It was lucky for us that the 4 hour journey to Damascus only cost $5. Bus travel in Syria is not expensive, but it appears as such in comparison with the dirt cheap cost of second class rail travel.
I do not care about the quality of service on buses and trains, as I only fall asleep on them and look out the window. If I can get a seat to myself I am happy with any quality of service. But many countries go to great lengths to make sure that bus travel is luxurious. Syria is one of these countries.
Pulling out of run down, shack like stations are beautiful, top-notch Pullman buses. Coming from the USA, I equate bus travel with Greyhound – which means that I never have very high expectations. If I take a bus abroad that is better than Greyhound then I smile at the luxury of it. It is a good thing for me that Greyhound provides the worst service of any bus line I have ever used before. I have taken buses in 45 foreign countries, and all forty five of these have just about offered better service than the lowly Greyhound.

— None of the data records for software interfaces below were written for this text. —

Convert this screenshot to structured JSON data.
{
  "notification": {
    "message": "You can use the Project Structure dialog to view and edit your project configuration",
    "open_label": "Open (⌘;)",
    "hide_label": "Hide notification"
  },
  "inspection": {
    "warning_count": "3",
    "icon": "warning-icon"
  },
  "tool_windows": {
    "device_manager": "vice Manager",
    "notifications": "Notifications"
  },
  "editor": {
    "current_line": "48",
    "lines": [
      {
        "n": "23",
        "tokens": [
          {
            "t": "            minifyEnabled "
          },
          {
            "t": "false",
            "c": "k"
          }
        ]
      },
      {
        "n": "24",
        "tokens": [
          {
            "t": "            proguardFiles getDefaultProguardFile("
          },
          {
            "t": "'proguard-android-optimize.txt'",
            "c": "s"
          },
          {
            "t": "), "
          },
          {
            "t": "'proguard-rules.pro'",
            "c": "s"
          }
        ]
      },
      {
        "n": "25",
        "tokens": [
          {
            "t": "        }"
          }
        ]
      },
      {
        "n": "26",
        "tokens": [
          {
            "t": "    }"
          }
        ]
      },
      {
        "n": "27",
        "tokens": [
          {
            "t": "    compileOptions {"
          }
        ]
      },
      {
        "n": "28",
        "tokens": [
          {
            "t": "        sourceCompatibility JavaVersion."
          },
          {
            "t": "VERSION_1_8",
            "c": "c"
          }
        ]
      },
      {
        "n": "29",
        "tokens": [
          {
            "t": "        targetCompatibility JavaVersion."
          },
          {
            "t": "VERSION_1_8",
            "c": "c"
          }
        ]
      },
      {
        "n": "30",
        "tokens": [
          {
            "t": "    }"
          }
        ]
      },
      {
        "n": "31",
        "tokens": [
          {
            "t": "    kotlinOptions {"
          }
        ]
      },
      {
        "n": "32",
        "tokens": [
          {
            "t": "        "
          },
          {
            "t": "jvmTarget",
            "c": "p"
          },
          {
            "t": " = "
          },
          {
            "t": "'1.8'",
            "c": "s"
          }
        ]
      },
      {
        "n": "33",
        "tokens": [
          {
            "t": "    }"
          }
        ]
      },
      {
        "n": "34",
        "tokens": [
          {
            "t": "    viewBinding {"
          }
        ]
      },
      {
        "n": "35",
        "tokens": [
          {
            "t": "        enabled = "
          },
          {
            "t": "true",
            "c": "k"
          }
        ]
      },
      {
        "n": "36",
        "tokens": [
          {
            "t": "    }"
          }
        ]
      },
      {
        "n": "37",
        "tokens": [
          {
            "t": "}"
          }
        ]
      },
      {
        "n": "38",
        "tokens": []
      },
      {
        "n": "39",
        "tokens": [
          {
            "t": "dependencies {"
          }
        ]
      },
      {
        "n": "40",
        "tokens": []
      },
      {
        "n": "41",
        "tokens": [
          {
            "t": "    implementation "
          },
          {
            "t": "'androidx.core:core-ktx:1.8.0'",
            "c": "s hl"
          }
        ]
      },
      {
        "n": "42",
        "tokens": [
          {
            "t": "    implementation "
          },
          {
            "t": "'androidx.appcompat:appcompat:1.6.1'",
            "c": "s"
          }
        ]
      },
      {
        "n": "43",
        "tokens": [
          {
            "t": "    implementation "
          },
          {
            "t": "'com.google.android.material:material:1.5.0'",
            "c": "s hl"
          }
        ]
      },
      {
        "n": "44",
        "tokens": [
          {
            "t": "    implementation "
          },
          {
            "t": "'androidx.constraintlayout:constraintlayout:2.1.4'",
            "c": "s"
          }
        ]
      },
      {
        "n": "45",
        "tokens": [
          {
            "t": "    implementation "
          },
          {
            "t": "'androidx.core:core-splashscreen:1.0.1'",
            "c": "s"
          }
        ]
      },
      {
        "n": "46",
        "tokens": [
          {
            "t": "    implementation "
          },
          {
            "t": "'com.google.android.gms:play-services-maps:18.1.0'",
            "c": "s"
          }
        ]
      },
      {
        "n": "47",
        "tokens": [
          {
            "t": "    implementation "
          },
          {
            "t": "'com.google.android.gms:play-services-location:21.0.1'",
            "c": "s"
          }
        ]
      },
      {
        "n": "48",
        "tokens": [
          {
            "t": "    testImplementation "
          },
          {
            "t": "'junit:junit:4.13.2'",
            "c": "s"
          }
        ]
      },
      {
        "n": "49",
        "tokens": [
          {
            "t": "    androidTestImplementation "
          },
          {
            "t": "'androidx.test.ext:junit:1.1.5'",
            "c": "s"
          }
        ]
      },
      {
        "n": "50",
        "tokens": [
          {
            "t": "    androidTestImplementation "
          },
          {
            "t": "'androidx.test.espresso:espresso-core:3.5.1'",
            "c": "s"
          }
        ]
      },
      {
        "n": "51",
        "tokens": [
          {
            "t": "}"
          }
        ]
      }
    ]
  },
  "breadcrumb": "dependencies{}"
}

There is a reason why people in the USA refer to taking the Greyhound bus as “shame dogging it.”
Syrian buses are high quality and the service is almost ridiculously all inclusive. All through the trip a conductor walks down the aisle offering newspapers, sweets, bottle of water, and tea. I have gotten worst service on most airlines than on these $1.20 an hour Syrian buses.
Interior of a Syrian bus.
Bus to Damascus